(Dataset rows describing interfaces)
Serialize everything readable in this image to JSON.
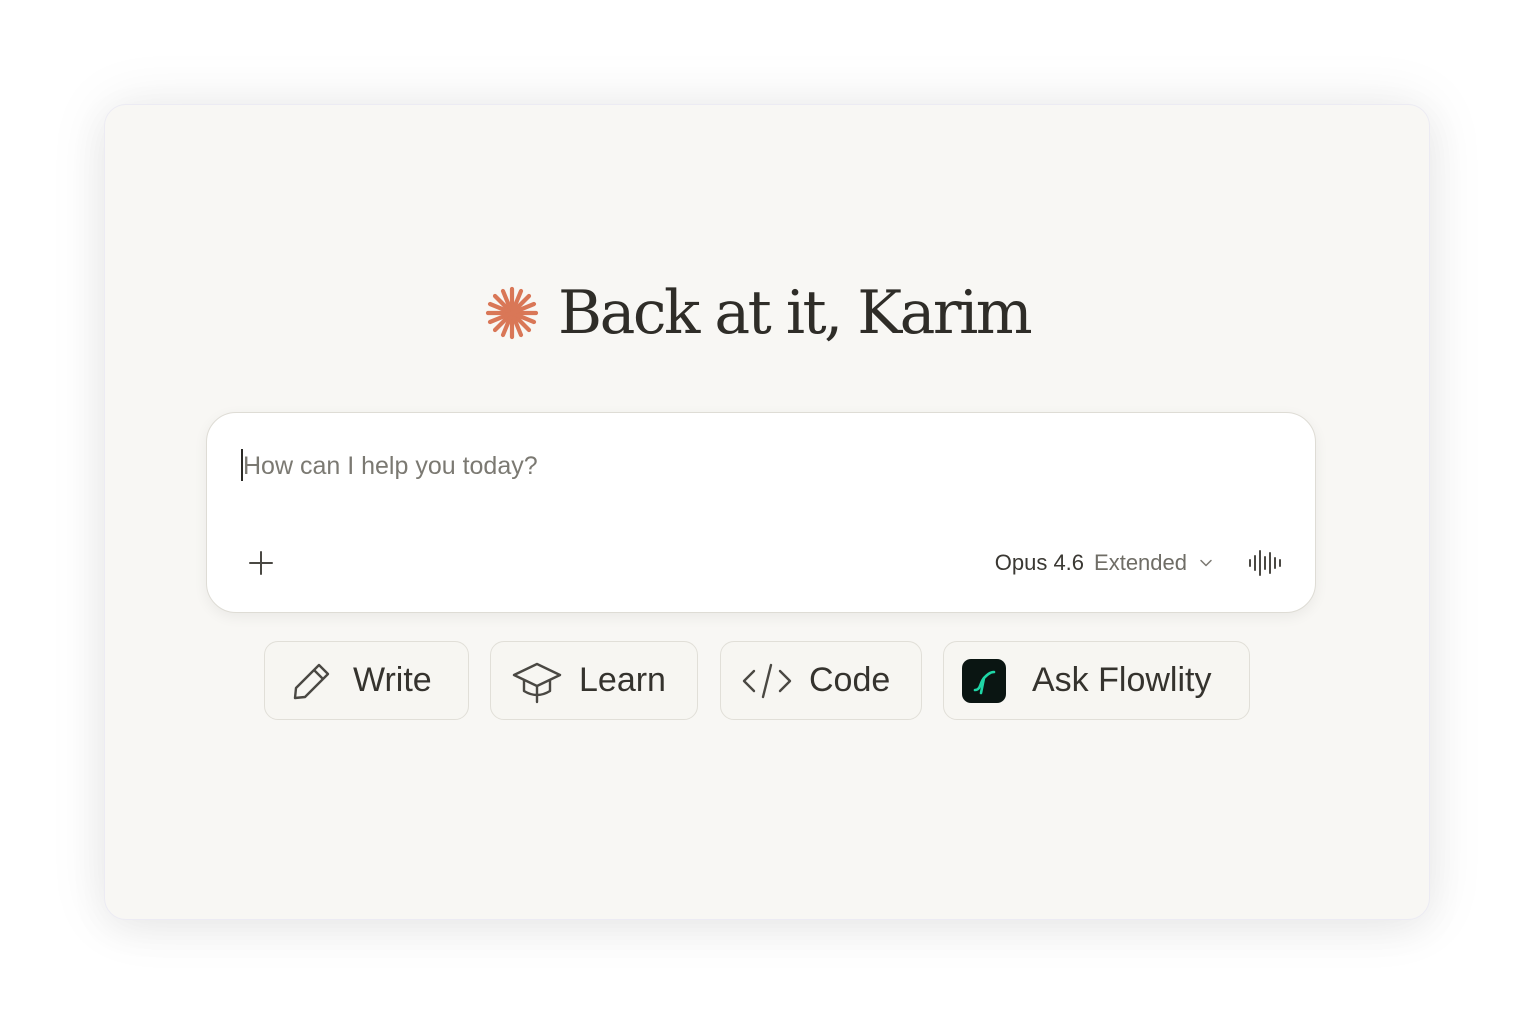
{
  "greeting": {
    "text": "Back at it, Karim",
    "icon": "spark-logo-icon",
    "accent_color": "#d97757"
  },
  "composer": {
    "placeholder": "How can I help you today?",
    "value": "",
    "add_icon": "plus-icon",
    "model_name": "Opus 4.6",
    "model_mode": "Extended",
    "model_dropdown_icon": "chevron-down-icon",
    "voice_icon": "voice-waveform-icon"
  },
  "quick_actions": [
    {
      "label": "Write",
      "icon": "pencil-icon"
    },
    {
      "label": "Learn",
      "icon": "graduation-cap-icon"
    },
    {
      "label": "Code",
      "icon": "code-icon"
    },
    {
      "label": "Ask Flowlity",
      "icon": "flowlity-logo-icon",
      "brand_color": "#1fd6a6"
    }
  ]
}
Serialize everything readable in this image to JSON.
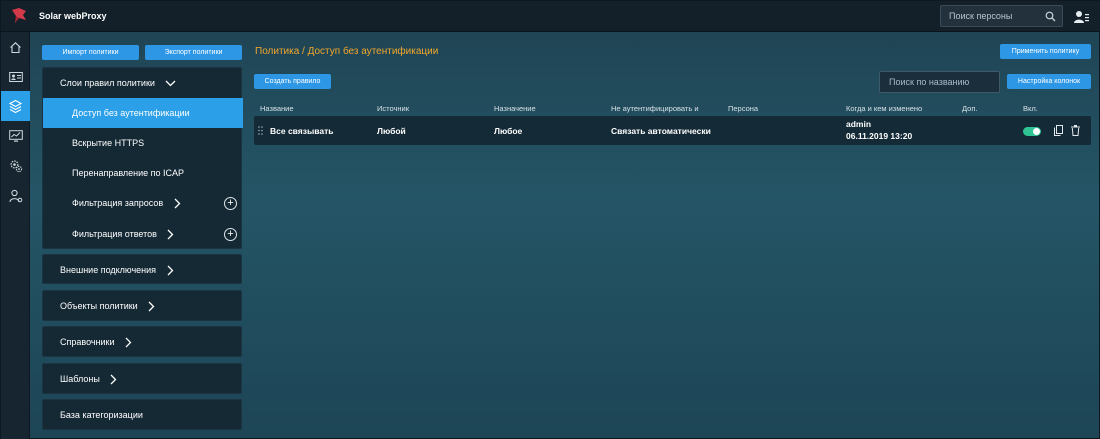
{
  "app": {
    "title": "Solar webProxy"
  },
  "topbar": {
    "search_placeholder": "Поиск персоны"
  },
  "left": {
    "import_label": "Импорт политики",
    "export_label": "Экспорт политики",
    "layers_header": "Слои правил политики",
    "layers": [
      {
        "label": "Доступ без аутентификации"
      },
      {
        "label": "Вскрытие HTTPS"
      },
      {
        "label": "Перенаправление по ICAP"
      },
      {
        "label": "Фильтрация запросов"
      },
      {
        "label": "Фильтрация ответов"
      }
    ],
    "sections": [
      {
        "label": "Внешние подключения"
      },
      {
        "label": "Объекты политики"
      },
      {
        "label": "Справочники"
      },
      {
        "label": "Шаблоны"
      },
      {
        "label": "База категоризации"
      }
    ]
  },
  "main": {
    "breadcrumb": "Политика / Доступ без аутентификации",
    "apply_label": "Применить политику",
    "create_label": "Создать правило",
    "search_placeholder": "Поиск по названию",
    "columns_label": "Настройка колонок",
    "columns": [
      "Название",
      "Источник",
      "Назначение",
      "Не аутентифицировать и",
      "Персона",
      "Когда и кем изменено",
      "Доп.",
      "Вкл."
    ],
    "rows": [
      {
        "name": "Все связывать",
        "source": "Любой",
        "destination": "Любое",
        "action": "Связать автоматически",
        "persona": "",
        "changed_by": "admin",
        "changed_at": "06.11.2019 13:20",
        "extra": "",
        "enabled": true
      }
    ]
  },
  "colors": {
    "accent": "#2b9fe8",
    "breadcrumb": "#f2a72c",
    "toggle_on": "#2fc394"
  }
}
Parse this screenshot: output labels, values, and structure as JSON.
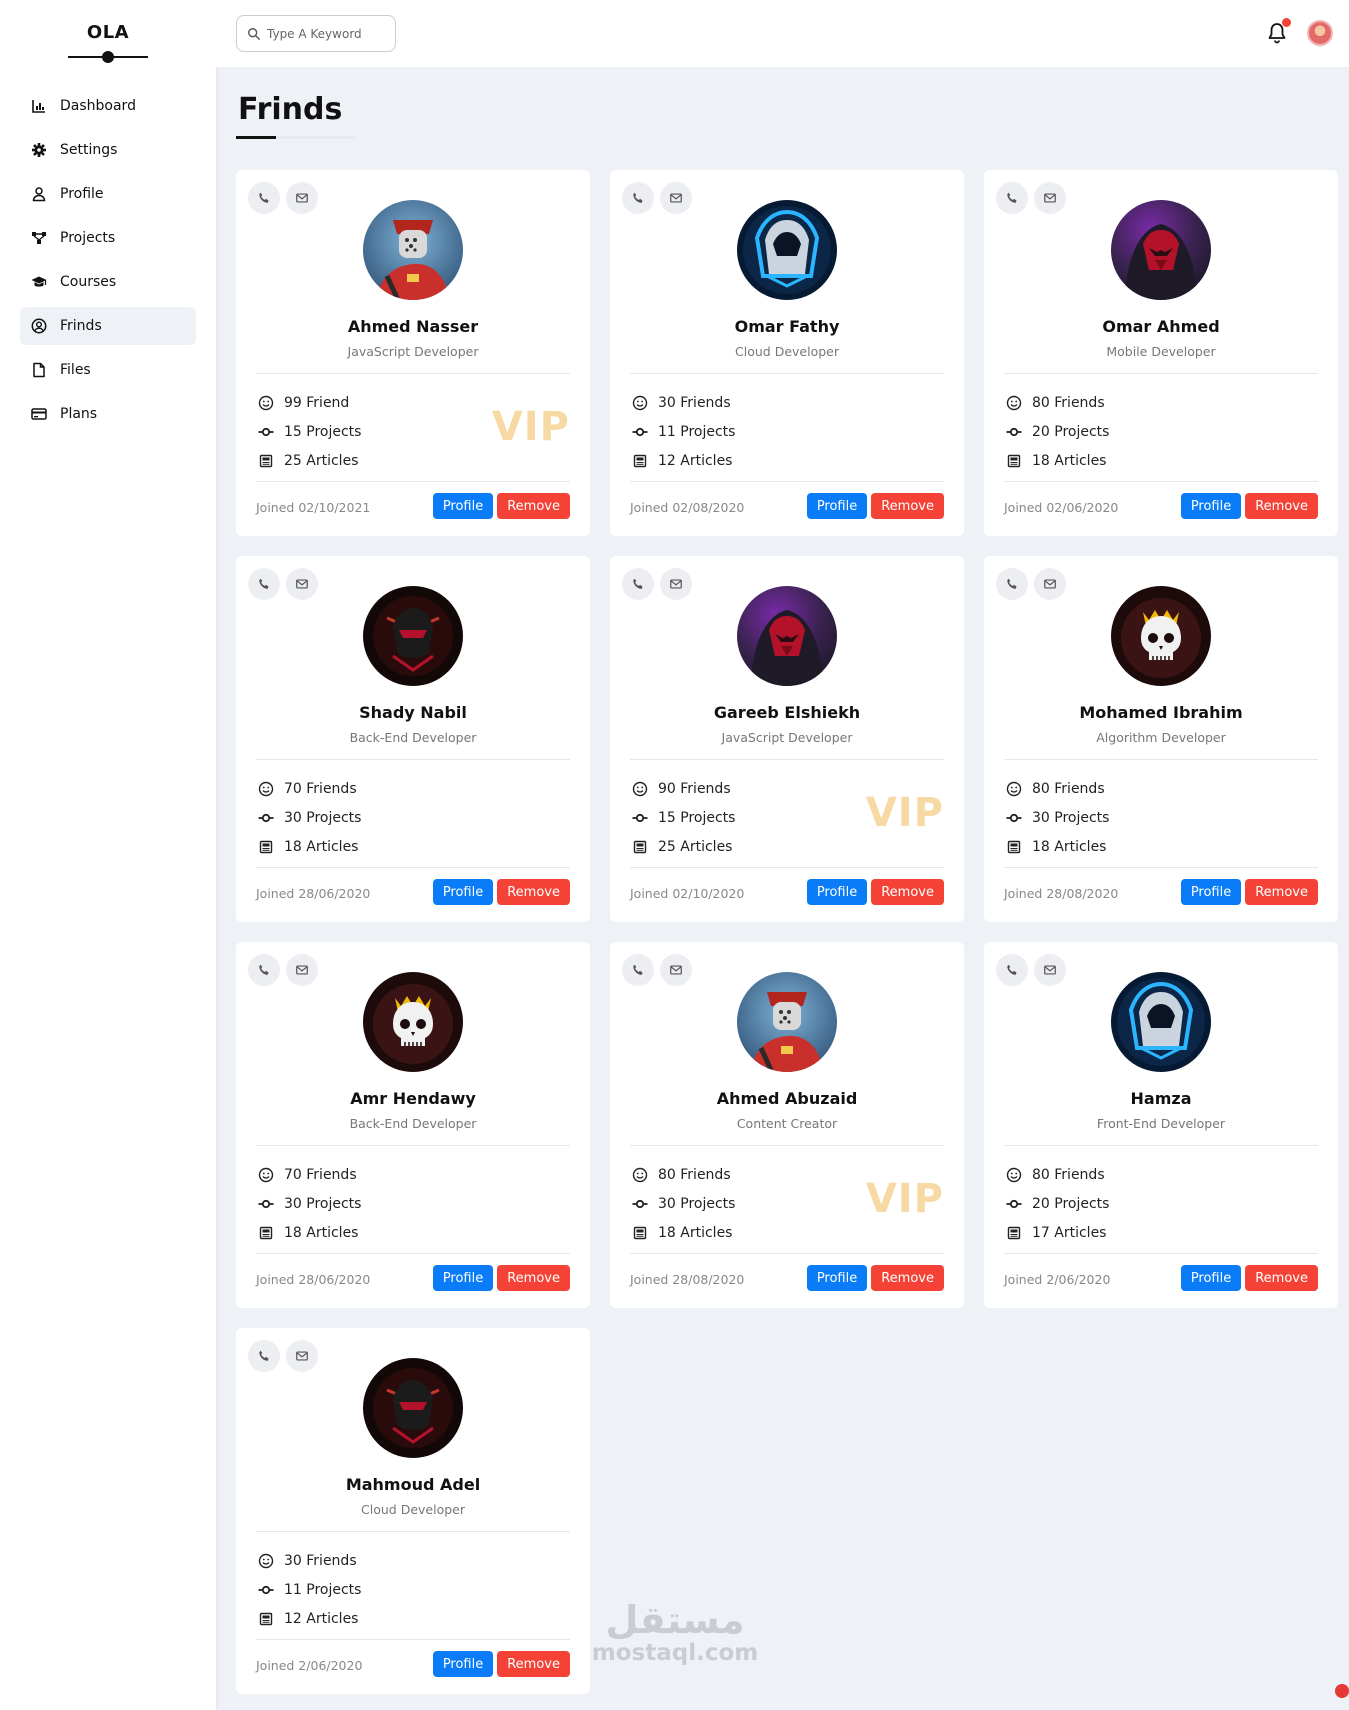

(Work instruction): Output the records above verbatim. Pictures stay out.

(Task answer):
Serialize everything readable in this image to JSON.
{
  "greeting": {
    "text": "Back at it, Karim",
    "icon": "spark-logo-icon",
    "accent_color": "#d97757"
  },
  "composer": {
    "placeholder": "How can I help you today?",
    "value": "",
    "add_icon": "plus-icon",
    "model_name": "Opus 4.6",
    "model_mode": "Extended",
    "model_dropdown_icon": "chevron-down-icon",
    "voice_icon": "voice-waveform-icon"
  },
  "quick_actions": [
    {
      "label": "Write",
      "icon": "pencil-icon"
    },
    {
      "label": "Learn",
      "icon": "graduation-cap-icon"
    },
    {
      "label": "Code",
      "icon": "code-icon"
    },
    {
      "label": "Ask Flowlity",
      "icon": "flowlity-logo-icon",
      "brand_color": "#1fd6a6"
    }
  ]
}
Serialize everything readable in this image to JSON.
{
  "app": {
    "title": "Solar webProxy"
  },
  "topbar": {
    "search_placeholder": "Поиск персоны"
  },
  "left": {
    "import_label": "Импорт политики",
    "export_label": "Экспорт политики",
    "layers_header": "Слои правил политики",
    "layers": [
      {
        "label": "Доступ без аутентификации"
      },
      {
        "label": "Вскрытие HTTPS"
      },
      {
        "label": "Перенаправление по ICAP"
      },
      {
        "label": "Фильтрация запросов"
      },
      {
        "label": "Фильтрация ответов"
      }
    ],
    "sections": [
      {
        "label": "Внешние подключения"
      },
      {
        "label": "Объекты политики"
      },
      {
        "label": "Справочники"
      },
      {
        "label": "Шаблоны"
      },
      {
        "label": "База категоризации"
      }
    ]
  },
  "main": {
    "breadcrumb": "Политика / Доступ без аутентификации",
    "apply_label": "Применить политику",
    "create_label": "Создать правило",
    "search_placeholder": "Поиск по названию",
    "columns_label": "Настройка колонок",
    "columns": [
      "Название",
      "Источник",
      "Назначение",
      "Не аутентифицировать и",
      "Персона",
      "Когда и кем изменено",
      "Доп.",
      "Вкл."
    ],
    "rows": [
      {
        "name": "Все связывать",
        "source": "Любой",
        "destination": "Любое",
        "action": "Связать автоматически",
        "persona": "",
        "changed_by": "admin",
        "changed_at": "06.11.2019 13:20",
        "extra": "",
        "enabled": true
      }
    ]
  },
  "colors": {
    "accent": "#2b9fe8",
    "breadcrumb": "#f2a72c",
    "toggle_on": "#2fc394"
  }
}
Parse this screenshot: output labels, values, and structure as JSON.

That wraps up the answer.